Adaptation: Honey-locust occurs on well-drained sites, upland woodlands and borders, rocky hillsides, old fields, fence rows, river floodplains, hammocks, and rich, moist bottomlands. It is most commonly found on moist, fertile soils near streams and lakes. It is tolerant of flooding and also is drought-resistant and somewhat tolerant of salinity. On bottomlands, it is a pioneer tree. On limestone uplands, it is an invader of rocky glades and abandoned farm fields and pastures. It is generally found below 760 meters, but up to 1500 meters in a few places. Flowering: May-June; fruiting: September-October, sometimes remaining on the tree through February.
General: Seed production begins on honey-locust trees at about 10 years and continues until about age 100, with optimum production at about 25-75 years of age. Some seed usually is produced every year but large crops usually occur every other year. The seeds are viable for long periods because of a thick, impermeable seed coat. Under natural conditions, individual seeds become permeable at different periods following maturation so that germination is spread over several years. The seeds are dispersed by birds and mammals, including cattle, which eat the fruits, and buffalo may have been historically important dispersal agents of the seeds. Germinability apparently is enhanced by passage through the digestive tract of animals.
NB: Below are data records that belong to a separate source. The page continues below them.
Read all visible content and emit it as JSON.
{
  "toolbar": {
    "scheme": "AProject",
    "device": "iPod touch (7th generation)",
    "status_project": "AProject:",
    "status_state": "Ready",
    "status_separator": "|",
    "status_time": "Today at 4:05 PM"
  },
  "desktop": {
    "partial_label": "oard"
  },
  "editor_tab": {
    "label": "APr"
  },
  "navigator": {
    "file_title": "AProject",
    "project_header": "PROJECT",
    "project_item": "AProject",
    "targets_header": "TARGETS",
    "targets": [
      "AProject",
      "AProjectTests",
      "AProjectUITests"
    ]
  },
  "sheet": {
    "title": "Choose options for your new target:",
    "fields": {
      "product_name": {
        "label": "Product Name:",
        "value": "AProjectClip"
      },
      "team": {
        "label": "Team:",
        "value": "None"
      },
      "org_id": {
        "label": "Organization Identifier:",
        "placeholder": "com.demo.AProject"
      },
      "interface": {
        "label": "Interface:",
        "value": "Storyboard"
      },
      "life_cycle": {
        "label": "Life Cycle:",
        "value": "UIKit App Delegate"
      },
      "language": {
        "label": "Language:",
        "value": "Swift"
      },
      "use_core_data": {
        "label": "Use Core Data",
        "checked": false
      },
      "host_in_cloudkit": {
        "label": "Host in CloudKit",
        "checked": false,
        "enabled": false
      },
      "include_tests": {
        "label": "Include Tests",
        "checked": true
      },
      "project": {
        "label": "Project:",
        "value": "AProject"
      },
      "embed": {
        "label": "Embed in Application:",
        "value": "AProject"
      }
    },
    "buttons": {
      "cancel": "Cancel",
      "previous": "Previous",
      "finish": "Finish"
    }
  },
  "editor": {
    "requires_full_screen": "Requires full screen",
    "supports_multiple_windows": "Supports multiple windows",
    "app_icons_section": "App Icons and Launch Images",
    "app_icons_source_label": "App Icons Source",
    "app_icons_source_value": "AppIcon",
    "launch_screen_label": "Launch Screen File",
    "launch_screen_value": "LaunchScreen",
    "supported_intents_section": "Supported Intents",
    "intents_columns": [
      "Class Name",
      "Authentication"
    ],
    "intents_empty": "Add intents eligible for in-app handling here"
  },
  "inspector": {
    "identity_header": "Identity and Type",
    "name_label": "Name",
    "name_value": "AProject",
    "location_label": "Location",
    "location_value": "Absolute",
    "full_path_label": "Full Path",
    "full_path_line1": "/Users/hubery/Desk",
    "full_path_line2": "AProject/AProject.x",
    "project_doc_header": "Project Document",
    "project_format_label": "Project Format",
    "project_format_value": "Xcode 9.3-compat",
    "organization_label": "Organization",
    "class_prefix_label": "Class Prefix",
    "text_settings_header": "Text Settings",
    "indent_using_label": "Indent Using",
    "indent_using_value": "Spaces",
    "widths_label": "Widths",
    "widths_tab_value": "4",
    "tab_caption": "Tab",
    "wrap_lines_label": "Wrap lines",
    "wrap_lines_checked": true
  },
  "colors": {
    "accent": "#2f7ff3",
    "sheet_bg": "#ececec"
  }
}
Honey-locust also reproduces from stump and root sprouts.
Honey-locust is generally shade-intolerant and reproduction is primarily in open areas, gaps, and at the edges of woods. The ability of honey-locust to invade prairie and rangeland is thought to be related to its tolerance of xeric conditions. Growth is rapid and trees live to a maximum of about 125 years.
General Upkeep and Control
The only serious disease of honey-locust is a canker which is occasionally fatal, but trees in landscape plantings may be damaged by a number of pests and pathogens. Damage to young honey-locust also may be caused by rabbits gnawing the bark and by browsing of livestock and deer.
Honey-locust is easily injured by fire because of its thin bark, but it sprouts after top-kill by fire. It appears to be excluded from prairies by frequent fire. Infrequent fires may create openings for reproduction in bottomland forests. Honey-locust is not a nitrogen fixer.
Source: USDA, NRCS, PLANTS Database, plants.usda.gov.
National Plant Data Center, Baton Rouge, LA 70874-4490 USA